The offender whose sentence is delayed thinks within himself: “I’m not punished yet—and maybe I never will be.” The prophet Isaiah had a similar message from the Lord: “though grace is shown to the wicked, they do not learn righteousness; even in a land of uprightness they go on doing evil and regard not the majesty of the Lord” (Isa. 26:10). Now, true it is: God often shows mercy in withholding punishment, and for this he is to be eternally praised. But this is no ground for us to fail to do what he has commanded.

God has commanded the elders of his church to discipline offenders for anything in their doctrine or practice which is contrary to the Word of God. “Are you not to judge those inside?... Expel the wicked man from among you” (1 Cor. 5:12,13). The session “shall...exercise discipline over the members of the church” (Form of Government, XIII:7). Sentence for a crime needs to be carried out. Unrepentant offenders need admonishment, rebuke, suspension from membership privileges, deposition from office, or even excommunication. The sentence needs to fit the crime, of course.
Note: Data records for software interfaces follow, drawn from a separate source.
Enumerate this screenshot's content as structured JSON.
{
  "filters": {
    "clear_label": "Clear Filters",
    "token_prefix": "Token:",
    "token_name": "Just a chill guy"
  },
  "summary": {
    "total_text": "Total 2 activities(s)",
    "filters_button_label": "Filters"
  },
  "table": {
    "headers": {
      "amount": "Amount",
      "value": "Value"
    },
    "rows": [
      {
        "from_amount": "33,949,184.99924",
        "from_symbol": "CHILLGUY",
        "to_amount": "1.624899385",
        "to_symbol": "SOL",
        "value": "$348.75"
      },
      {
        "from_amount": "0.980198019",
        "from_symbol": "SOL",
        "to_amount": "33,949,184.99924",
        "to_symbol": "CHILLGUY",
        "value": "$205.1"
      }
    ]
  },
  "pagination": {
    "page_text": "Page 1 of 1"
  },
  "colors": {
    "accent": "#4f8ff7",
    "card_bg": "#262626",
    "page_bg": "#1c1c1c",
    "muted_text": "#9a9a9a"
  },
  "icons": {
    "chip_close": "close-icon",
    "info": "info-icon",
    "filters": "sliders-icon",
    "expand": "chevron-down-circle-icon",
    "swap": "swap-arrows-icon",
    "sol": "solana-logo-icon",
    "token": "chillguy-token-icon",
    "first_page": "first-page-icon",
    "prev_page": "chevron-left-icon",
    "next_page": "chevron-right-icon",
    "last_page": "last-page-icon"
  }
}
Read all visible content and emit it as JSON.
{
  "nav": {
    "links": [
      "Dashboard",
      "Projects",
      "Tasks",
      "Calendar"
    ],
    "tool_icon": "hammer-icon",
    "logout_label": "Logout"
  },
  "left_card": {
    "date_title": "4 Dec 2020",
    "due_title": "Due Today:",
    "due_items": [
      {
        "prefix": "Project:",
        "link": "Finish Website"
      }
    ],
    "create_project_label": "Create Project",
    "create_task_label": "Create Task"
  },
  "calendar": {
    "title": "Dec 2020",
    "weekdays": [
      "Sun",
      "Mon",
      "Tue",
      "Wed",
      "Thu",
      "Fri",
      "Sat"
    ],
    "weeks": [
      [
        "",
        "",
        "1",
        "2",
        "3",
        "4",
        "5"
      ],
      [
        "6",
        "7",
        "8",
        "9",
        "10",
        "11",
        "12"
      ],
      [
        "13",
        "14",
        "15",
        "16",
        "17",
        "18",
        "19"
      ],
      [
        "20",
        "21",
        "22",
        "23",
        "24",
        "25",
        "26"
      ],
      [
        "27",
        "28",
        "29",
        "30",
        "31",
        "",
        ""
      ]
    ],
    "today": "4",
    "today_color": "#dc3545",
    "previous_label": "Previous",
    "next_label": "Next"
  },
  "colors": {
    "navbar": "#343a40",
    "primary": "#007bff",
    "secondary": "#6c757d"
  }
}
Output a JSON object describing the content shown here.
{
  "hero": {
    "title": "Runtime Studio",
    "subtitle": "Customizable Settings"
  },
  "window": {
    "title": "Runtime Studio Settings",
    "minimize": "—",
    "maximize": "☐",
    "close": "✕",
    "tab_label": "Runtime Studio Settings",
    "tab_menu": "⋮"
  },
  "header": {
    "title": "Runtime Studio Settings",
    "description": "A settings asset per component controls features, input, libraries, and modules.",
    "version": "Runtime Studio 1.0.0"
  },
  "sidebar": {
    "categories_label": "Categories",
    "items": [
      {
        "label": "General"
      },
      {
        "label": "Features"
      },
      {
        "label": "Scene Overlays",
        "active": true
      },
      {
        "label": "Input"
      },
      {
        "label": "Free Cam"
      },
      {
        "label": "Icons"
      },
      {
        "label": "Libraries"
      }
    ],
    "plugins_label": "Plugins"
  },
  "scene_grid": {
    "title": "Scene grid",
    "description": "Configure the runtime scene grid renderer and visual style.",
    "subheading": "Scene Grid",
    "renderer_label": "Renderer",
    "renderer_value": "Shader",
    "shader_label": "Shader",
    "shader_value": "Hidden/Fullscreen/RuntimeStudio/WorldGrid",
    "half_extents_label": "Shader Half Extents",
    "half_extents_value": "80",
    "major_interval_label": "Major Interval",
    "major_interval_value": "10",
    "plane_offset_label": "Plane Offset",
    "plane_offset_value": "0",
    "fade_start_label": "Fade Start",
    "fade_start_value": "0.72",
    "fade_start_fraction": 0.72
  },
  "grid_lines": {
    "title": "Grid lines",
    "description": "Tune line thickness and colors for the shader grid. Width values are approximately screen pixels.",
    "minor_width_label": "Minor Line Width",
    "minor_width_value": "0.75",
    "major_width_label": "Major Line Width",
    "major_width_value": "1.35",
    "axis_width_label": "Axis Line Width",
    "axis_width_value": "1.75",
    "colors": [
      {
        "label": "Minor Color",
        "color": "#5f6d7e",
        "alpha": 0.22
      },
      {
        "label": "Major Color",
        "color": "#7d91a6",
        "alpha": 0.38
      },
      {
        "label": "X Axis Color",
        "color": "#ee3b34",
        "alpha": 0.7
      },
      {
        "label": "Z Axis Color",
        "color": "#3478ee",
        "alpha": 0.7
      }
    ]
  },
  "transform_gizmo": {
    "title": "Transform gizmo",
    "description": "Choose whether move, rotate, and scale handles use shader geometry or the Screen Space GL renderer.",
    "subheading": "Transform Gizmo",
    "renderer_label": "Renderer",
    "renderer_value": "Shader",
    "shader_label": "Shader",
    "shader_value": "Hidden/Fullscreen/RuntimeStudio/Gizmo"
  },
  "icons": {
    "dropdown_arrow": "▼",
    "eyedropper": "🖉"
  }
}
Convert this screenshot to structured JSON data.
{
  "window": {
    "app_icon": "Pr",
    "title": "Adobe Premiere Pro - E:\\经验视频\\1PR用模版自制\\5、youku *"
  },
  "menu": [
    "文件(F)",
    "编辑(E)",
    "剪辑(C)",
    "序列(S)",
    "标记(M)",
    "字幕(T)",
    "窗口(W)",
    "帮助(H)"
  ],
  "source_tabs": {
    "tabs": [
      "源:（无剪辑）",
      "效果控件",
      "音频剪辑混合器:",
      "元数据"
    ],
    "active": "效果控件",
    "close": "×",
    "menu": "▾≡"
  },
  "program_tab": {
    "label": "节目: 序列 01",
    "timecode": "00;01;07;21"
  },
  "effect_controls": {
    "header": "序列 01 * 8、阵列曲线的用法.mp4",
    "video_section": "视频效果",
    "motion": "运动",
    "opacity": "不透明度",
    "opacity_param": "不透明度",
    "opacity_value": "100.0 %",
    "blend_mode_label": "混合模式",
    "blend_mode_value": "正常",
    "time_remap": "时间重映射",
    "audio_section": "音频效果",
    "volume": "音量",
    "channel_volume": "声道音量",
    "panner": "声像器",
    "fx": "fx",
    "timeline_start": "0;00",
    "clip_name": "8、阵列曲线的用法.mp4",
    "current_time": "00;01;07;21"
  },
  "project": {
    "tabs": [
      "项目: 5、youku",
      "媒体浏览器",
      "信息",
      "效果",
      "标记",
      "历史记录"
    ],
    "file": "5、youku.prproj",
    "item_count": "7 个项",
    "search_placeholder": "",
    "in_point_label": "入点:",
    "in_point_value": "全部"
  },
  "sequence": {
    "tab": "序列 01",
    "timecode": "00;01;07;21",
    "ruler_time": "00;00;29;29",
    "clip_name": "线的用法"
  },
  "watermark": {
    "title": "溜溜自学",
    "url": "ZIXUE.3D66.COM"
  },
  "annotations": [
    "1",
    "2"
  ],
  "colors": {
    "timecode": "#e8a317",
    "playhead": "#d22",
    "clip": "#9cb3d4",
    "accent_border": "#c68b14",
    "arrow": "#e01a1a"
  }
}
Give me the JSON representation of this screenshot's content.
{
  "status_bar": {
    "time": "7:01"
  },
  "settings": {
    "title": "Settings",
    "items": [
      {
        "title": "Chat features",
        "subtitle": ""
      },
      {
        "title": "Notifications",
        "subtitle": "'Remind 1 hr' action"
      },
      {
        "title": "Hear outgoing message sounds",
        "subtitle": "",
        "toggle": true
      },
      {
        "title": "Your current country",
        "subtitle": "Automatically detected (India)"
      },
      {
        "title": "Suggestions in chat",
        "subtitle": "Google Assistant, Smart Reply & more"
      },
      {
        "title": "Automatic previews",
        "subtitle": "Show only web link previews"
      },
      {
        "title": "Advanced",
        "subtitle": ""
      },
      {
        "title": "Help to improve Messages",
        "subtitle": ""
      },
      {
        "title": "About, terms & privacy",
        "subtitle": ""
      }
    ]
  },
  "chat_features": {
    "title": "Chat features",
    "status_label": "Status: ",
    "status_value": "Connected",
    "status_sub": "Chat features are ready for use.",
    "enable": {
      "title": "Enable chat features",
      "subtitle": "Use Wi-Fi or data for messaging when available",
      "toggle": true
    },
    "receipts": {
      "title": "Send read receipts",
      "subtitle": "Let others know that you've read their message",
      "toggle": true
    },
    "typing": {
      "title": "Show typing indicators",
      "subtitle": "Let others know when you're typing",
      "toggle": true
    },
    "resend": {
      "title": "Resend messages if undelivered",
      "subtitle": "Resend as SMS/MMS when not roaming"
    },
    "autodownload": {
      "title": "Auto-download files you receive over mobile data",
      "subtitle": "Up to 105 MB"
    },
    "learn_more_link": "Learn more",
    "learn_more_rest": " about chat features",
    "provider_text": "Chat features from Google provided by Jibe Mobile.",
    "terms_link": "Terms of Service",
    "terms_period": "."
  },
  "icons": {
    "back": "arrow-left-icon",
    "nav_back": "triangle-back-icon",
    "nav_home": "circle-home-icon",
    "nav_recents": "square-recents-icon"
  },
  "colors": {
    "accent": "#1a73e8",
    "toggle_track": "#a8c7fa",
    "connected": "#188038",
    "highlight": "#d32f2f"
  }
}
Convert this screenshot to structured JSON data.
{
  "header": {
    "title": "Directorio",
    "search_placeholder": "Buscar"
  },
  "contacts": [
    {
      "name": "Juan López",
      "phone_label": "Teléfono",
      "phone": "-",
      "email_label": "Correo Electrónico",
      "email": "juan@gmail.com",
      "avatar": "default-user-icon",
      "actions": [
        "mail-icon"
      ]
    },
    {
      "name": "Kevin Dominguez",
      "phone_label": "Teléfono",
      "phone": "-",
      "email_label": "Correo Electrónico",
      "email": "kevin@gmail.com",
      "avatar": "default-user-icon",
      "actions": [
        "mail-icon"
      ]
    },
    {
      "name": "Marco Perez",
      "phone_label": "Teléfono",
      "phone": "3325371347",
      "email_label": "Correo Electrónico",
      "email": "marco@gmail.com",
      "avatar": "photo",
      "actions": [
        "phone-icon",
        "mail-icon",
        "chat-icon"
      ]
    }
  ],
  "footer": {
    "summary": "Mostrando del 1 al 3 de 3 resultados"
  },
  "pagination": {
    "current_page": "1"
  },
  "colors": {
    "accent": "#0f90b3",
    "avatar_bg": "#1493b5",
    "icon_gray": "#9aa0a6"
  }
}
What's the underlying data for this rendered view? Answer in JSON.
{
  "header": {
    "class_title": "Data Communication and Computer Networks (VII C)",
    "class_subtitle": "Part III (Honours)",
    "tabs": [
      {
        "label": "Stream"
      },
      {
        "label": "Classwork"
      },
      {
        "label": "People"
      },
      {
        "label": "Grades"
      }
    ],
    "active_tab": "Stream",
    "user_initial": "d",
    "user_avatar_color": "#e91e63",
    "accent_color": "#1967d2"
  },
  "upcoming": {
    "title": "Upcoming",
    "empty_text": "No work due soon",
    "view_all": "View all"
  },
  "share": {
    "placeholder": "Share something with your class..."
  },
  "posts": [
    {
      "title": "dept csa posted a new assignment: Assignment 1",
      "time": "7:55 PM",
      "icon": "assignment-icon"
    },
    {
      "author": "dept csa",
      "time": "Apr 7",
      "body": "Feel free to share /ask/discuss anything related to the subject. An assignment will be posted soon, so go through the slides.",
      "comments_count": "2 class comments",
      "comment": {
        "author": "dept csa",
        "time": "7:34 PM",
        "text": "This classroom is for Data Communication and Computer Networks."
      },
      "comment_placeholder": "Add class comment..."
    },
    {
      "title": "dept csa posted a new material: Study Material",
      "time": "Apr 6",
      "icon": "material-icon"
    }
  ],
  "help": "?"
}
But it must be pronounced, and administered.

And, according to the Preacher, it must be administered speedily. For if it isn’t, this you can (should!) expect: offenders will use that delay as a base for carrying on their evil-doing. They just will. You have God, in his Word, to trust for that prediction.

Now, let there be no confusion on this matter. In nothing that we have said thus far have we intended to imply that elders ought to act in a rash, foolhardy, or capricious manner as they seek to exercise discipline in the church of Jesus Christ. Nor may the regulations of our denomination’s Book of Discipline—which regulations protect and preserve member’s rights—be either ignored or glossed over lightly. Wisdom, care, and painstaking attention to truthfulness must always characterize the session’s endeavors. And love. Yes, love.

But it is not loving to delay discipline. It is not loving for parents to delay discipline of their children and it is not loving for elders to delay discipline of God’s children. For, in both cases, the Preacher’s dire forecast may be counted on to come true: wrongdoers gather strength for their wrongdoing from namby-pamby treatment!

We have not answered all questions in this article. More may be said. But let this, at least, suffice for now: church elders need to exercise discipline speedily. God’s Preacher has told us.

Rev. Thomas E. Tyson has been a pastor in several congregations in the Orthodox Presbyterian Church, and has also served two congregations of the Reformed Churches of New Zealand. He is currently the General Secretary of our Committee on Christian Education and has given enthusiastic support and leadership at every step in the creation of Ordained Servant. This article is extracted from Ordained Servant, vol. 1, no. 1.